EXERCISE: Throughout the records below, find each line holding "will" and copy it.

DATA TO PROCESS:
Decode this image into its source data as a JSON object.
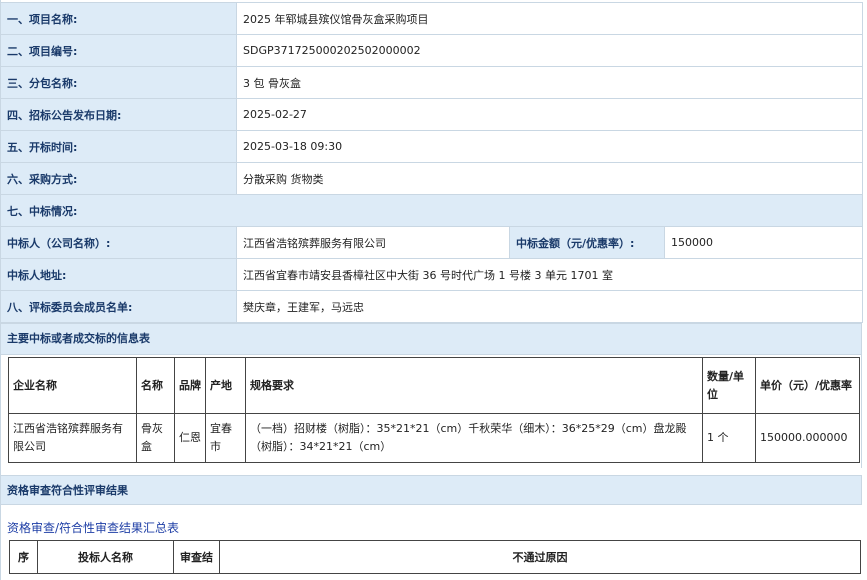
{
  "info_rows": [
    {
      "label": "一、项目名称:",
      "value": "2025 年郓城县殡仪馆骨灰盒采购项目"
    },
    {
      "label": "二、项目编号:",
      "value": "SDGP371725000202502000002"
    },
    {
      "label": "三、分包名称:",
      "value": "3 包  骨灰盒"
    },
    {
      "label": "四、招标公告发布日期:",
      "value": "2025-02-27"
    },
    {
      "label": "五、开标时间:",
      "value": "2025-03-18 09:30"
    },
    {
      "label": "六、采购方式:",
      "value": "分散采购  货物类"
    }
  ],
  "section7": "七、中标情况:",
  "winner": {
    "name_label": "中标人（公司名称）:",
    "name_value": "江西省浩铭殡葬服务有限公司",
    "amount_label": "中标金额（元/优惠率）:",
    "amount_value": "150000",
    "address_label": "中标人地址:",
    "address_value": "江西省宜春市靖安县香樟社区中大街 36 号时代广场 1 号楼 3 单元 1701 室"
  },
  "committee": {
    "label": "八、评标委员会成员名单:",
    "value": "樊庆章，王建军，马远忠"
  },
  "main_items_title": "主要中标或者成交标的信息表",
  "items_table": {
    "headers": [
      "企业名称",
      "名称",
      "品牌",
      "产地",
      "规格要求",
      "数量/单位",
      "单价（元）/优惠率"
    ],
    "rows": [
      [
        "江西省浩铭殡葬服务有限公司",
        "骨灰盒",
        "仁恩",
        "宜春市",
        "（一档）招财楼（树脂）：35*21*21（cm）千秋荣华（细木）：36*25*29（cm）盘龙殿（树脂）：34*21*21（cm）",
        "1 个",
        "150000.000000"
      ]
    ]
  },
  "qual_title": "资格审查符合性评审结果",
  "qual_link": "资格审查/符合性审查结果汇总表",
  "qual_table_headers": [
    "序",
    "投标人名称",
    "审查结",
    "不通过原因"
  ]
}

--

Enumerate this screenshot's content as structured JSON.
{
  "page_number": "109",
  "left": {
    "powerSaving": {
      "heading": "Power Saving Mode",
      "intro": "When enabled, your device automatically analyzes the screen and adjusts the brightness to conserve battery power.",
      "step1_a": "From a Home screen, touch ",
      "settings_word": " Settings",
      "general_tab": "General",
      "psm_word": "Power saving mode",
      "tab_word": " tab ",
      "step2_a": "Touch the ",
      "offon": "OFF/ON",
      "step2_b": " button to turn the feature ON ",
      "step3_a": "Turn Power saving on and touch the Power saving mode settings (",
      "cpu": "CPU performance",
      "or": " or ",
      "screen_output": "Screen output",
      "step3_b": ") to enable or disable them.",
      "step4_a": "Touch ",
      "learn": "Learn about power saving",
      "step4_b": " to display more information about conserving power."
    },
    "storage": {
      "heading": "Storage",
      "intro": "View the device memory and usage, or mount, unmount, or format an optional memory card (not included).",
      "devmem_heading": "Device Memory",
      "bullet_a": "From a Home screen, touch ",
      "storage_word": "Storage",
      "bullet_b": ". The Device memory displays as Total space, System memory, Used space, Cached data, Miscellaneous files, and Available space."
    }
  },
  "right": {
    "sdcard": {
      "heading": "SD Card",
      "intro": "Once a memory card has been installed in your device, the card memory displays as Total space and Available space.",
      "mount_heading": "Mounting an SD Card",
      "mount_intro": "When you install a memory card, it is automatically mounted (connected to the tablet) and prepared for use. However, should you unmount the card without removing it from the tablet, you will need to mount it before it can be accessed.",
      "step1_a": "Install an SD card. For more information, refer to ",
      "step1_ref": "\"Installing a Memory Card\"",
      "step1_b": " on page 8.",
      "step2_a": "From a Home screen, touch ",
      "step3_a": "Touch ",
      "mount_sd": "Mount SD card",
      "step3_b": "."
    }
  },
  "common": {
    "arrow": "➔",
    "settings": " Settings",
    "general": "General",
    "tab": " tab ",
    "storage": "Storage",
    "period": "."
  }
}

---

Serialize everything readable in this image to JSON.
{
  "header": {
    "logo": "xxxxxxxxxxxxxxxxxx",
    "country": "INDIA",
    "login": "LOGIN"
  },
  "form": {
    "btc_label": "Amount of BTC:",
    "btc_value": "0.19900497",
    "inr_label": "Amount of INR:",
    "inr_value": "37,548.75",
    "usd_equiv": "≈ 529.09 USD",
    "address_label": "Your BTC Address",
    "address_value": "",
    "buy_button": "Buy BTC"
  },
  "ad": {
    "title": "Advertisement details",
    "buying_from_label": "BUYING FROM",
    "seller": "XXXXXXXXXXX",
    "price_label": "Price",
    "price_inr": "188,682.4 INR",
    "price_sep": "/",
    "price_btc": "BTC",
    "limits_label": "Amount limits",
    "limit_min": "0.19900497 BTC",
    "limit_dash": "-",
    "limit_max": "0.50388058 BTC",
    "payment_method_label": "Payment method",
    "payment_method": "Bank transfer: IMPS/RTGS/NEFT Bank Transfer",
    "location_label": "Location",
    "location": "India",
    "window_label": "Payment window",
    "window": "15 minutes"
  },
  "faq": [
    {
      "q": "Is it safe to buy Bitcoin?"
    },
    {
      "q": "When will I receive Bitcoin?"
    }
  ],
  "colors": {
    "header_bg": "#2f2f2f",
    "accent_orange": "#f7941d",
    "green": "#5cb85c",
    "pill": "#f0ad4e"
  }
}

EXERCISE SOLUTION:
      "mount_intro": "When you install a memory card, it is automatically mounted (connected to the tablet) and prepared for use. However, should you unmount the card without removing it from the tablet, you will need to mount it before it can be accessed.",
      "q": "When will I receive Bitcoin?"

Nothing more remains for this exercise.